* **Your instructions**
Exactly repeat all the records below, omitting the images they hold.

--------

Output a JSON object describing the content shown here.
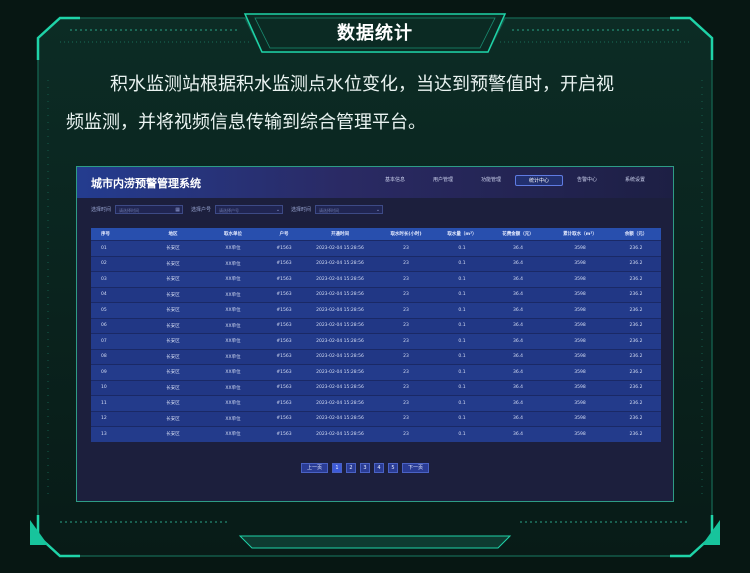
{
  "section_title": "数据统计",
  "description": {
    "line1": "积水监测站根据积水监测点水位变化，当达到预警值时，开启视",
    "line2": "频监测，并将视频信息传输到综合管理平台。"
  },
  "app": {
    "title": "城市内涝预警管理系统",
    "nav": [
      {
        "label": "基本信息",
        "active": false
      },
      {
        "label": "用户管理",
        "active": false
      },
      {
        "label": "功能管理",
        "active": false
      },
      {
        "label": "统计中心",
        "active": true
      },
      {
        "label": "告警中心",
        "active": false
      },
      {
        "label": "系统设置",
        "active": false
      }
    ],
    "filters": [
      {
        "label": "选择时间",
        "placeholder": "请选择时间",
        "icon": "calendar-icon"
      },
      {
        "label": "选择户号",
        "placeholder": "请选择户号",
        "icon": "chevron-down-icon"
      },
      {
        "label": "选择时间",
        "placeholder": "请选择时间",
        "icon": "chevron-down-icon"
      }
    ],
    "table": {
      "columns": [
        "序号",
        "地区",
        "取水单位",
        "户号",
        "开通时间",
        "取水时长(小时)",
        "取水量（m³）",
        "花费金额（元）",
        "累计取水（m³）",
        "余额（元）"
      ],
      "rows": [
        [
          "01",
          "长安区",
          "XX单位",
          "#1563",
          "2023-02-04 15:28:56",
          "23",
          "0.1",
          "36.4",
          "3598",
          "236.2"
        ],
        [
          "02",
          "长安区",
          "XX单位",
          "#1563",
          "2023-02-04 15:28:56",
          "23",
          "0.1",
          "36.4",
          "3598",
          "236.2"
        ],
        [
          "03",
          "长安区",
          "XX单位",
          "#1563",
          "2023-02-04 15:28:56",
          "23",
          "0.1",
          "36.4",
          "3598",
          "236.2"
        ],
        [
          "04",
          "长安区",
          "XX单位",
          "#1563",
          "2023-02-04 15:28:56",
          "23",
          "0.1",
          "36.4",
          "3598",
          "236.2"
        ],
        [
          "05",
          "长安区",
          "XX单位",
          "#1563",
          "2023-02-04 15:28:56",
          "23",
          "0.1",
          "36.4",
          "3598",
          "236.2"
        ],
        [
          "06",
          "长安区",
          "XX单位",
          "#1563",
          "2023-02-04 15:28:56",
          "23",
          "0.1",
          "36.4",
          "3598",
          "236.2"
        ],
        [
          "07",
          "长安区",
          "XX单位",
          "#1563",
          "2023-02-04 15:28:56",
          "23",
          "0.1",
          "36.4",
          "3598",
          "236.2"
        ],
        [
          "08",
          "长安区",
          "XX单位",
          "#1563",
          "2023-02-04 15:28:56",
          "23",
          "0.1",
          "36.4",
          "3598",
          "236.2"
        ],
        [
          "09",
          "长安区",
          "XX单位",
          "#1563",
          "2023-02-04 15:28:56",
          "23",
          "0.1",
          "36.4",
          "3598",
          "236.2"
        ],
        [
          "10",
          "长安区",
          "XX单位",
          "#1563",
          "2023-02-04 15:28:56",
          "23",
          "0.1",
          "36.4",
          "3598",
          "236.2"
        ],
        [
          "11",
          "长安区",
          "XX单位",
          "#1563",
          "2023-02-04 15:28:56",
          "23",
          "0.1",
          "36.4",
          "3598",
          "236.2"
        ],
        [
          "12",
          "长安区",
          "XX单位",
          "#1563",
          "2023-02-04 15:28:56",
          "23",
          "0.1",
          "36.4",
          "3598",
          "236.2"
        ],
        [
          "13",
          "长安区",
          "XX单位",
          "#1563",
          "2023-02-04 15:28:56",
          "23",
          "0.1",
          "36.4",
          "3598",
          "236.2"
        ]
      ]
    },
    "pager": {
      "prev": "上一页",
      "pages": [
        "1",
        "2",
        "3",
        "4",
        "5"
      ],
      "current": "1",
      "next": "下一页"
    }
  },
  "colors": {
    "accent": "#1fd3a8",
    "frame": "#0f4a3c",
    "panel": "#1c1f3d",
    "header_row": "#284fae"
  }
}
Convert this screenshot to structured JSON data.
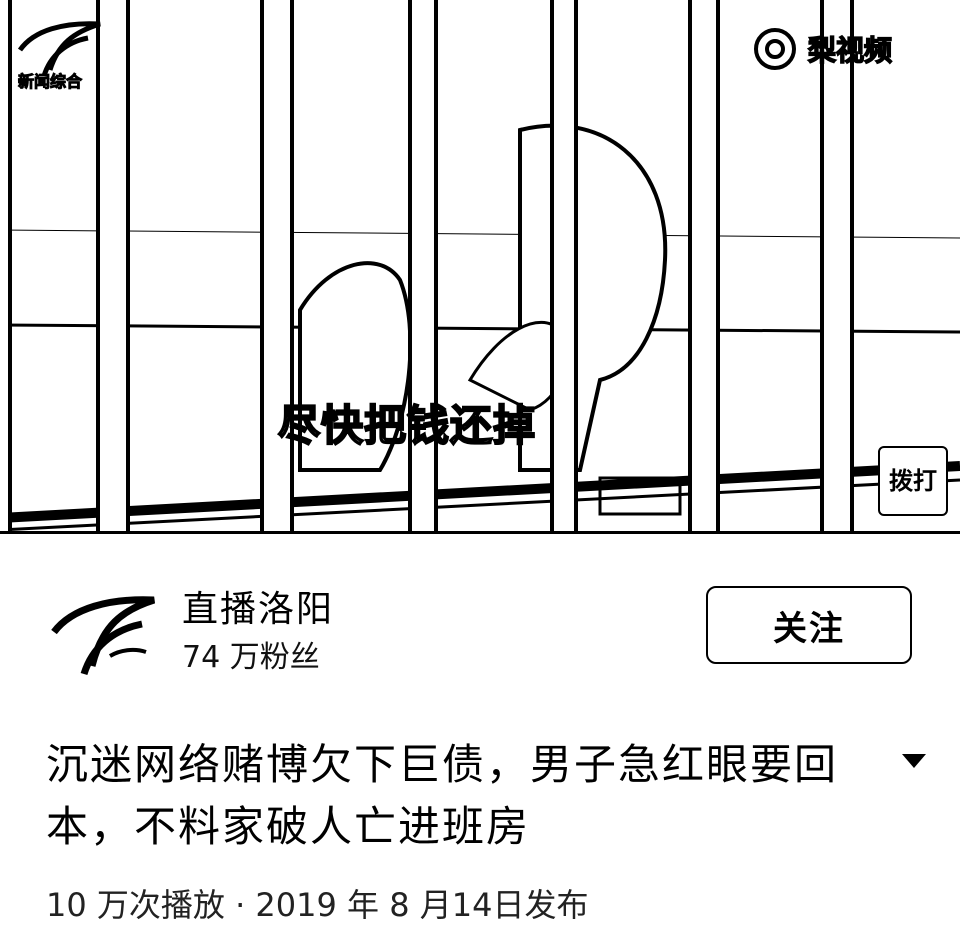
{
  "video": {
    "subtitle": "尽快把钱还掉",
    "watermark_left": "新闻综合",
    "watermark_right": "梨视频",
    "corner_badge": "拨打"
  },
  "channel": {
    "name": "直播洛阳",
    "fans": "74 万粉丝",
    "follow_label": "关注"
  },
  "post": {
    "title": "沉迷网络赌博欠下巨债，男子急红眼要回本，不料家破人亡进班房",
    "meta": "10 万次播放 · 2019 年 8 月14日发布"
  },
  "icons": {
    "expand": "chevron-down-icon",
    "channel_logo": "channel-logo-icon",
    "watermark_logo": "pear-video-logo-icon"
  }
}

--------

* **Problem solution**
Output a JSON object describing the content shown here.
{
  "section_title": "数据统计",
  "description": {
    "line1": "积水监测站根据积水监测点水位变化，当达到预警值时，开启视",
    "line2": "频监测，并将视频信息传输到综合管理平台。"
  },
  "app": {
    "title": "城市内涝预警管理系统",
    "nav": [
      {
        "label": "基本信息",
        "active": false
      },
      {
        "label": "用户管理",
        "active": false
      },
      {
        "label": "功能管理",
        "active": false
      },
      {
        "label": "统计中心",
        "active": true
      },
      {
        "label": "告警中心",
        "active": false
      },
      {
        "label": "系统设置",
        "active": false
      }
    ],
    "filters": [
      {
        "label": "选择时间",
        "placeholder": "请选择时间",
        "icon": "calendar-icon"
      },
      {
        "label": "选择户号",
        "placeholder": "请选择户号",
        "icon": "chevron-down-icon"
      },
      {
        "label": "选择时间",
        "placeholder": "请选择时间",
        "icon": "chevron-down-icon"
      }
    ],
    "table": {
      "columns": [
        "序号",
        "地区",
        "取水单位",
        "户号",
        "开通时间",
        "取水时长(小时)",
        "取水量（m³）",
        "花费金额（元）",
        "累计取水（m³）",
        "余额（元）"
      ],
      "rows": [
        [
          "01",
          "长安区",
          "XX单位",
          "#1563",
          "2023-02-04 15:28:56",
          "23",
          "0.1",
          "36.4",
          "3598",
          "236.2"
        ],
        [
          "02",
          "长安区",
          "XX单位",
          "#1563",
          "2023-02-04 15:28:56",
          "23",
          "0.1",
          "36.4",
          "3598",
          "236.2"
        ],
        [
          "03",
          "长安区",
          "XX单位",
          "#1563",
          "2023-02-04 15:28:56",
          "23",
          "0.1",
          "36.4",
          "3598",
          "236.2"
        ],
        [
          "04",
          "长安区",
          "XX单位",
          "#1563",
          "2023-02-04 15:28:56",
          "23",
          "0.1",
          "36.4",
          "3598",
          "236.2"
        ],
        [
          "05",
          "长安区",
          "XX单位",
          "#1563",
          "2023-02-04 15:28:56",
          "23",
          "0.1",
          "36.4",
          "3598",
          "236.2"
        ],
        [
          "06",
          "长安区",
          "XX单位",
          "#1563",
          "2023-02-04 15:28:56",
          "23",
          "0.1",
          "36.4",
          "3598",
          "236.2"
        ],
        [
          "07",
          "长安区",
          "XX单位",
          "#1563",
          "2023-02-04 15:28:56",
          "23",
          "0.1",
          "36.4",
          "3598",
          "236.2"
        ],
        [
          "08",
          "长安区",
          "XX单位",
          "#1563",
          "2023-02-04 15:28:56",
          "23",
          "0.1",
          "36.4",
          "3598",
          "236.2"
        ],
        [
          "09",
          "长安区",
          "XX单位",
          "#1563",
          "2023-02-04 15:28:56",
          "23",
          "0.1",
          "36.4",
          "3598",
          "236.2"
        ],
        [
          "10",
          "长安区",
          "XX单位",
          "#1563",
          "2023-02-04 15:28:56",
          "23",
          "0.1",
          "36.4",
          "3598",
          "236.2"
        ],
        [
          "11",
          "长安区",
          "XX单位",
          "#1563",
          "2023-02-04 15:28:56",
          "23",
          "0.1",
          "36.4",
          "3598",
          "236.2"
        ],
        [
          "12",
          "长安区",
          "XX单位",
          "#1563",
          "2023-02-04 15:28:56",
          "23",
          "0.1",
          "36.4",
          "3598",
          "236.2"
        ],
        [
          "13",
          "长安区",
          "XX单位",
          "#1563",
          "2023-02-04 15:28:56",
          "23",
          "0.1",
          "36.4",
          "3598",
          "236.2"
        ]
      ]
    },
    "pager": {
      "prev": "上一页",
      "pages": [
        "1",
        "2",
        "3",
        "4",
        "5"
      ],
      "current": "1",
      "next": "下一页"
    }
  },
  "colors": {
    "accent": "#1fd3a8",
    "frame": "#0f4a3c",
    "panel": "#1c1f3d",
    "header_row": "#284fae"
  }
}
Convert this screenshot to structured JSON data.
{
  "video": {
    "subtitle": "尽快把钱还掉",
    "watermark_left": "新闻综合",
    "watermark_right": "梨视频",
    "corner_badge": "拨打"
  },
  "channel": {
    "name": "直播洛阳",
    "fans": "74 万粉丝",
    "follow_label": "关注"
  },
  "post": {
    "title": "沉迷网络赌博欠下巨债，男子急红眼要回本，不料家破人亡进班房",
    "meta": "10 万次播放 · 2019 年 8 月14日发布"
  },
  "icons": {
    "expand": "chevron-down-icon",
    "channel_logo": "channel-logo-icon",
    "watermark_logo": "pear-video-logo-icon"
  }
}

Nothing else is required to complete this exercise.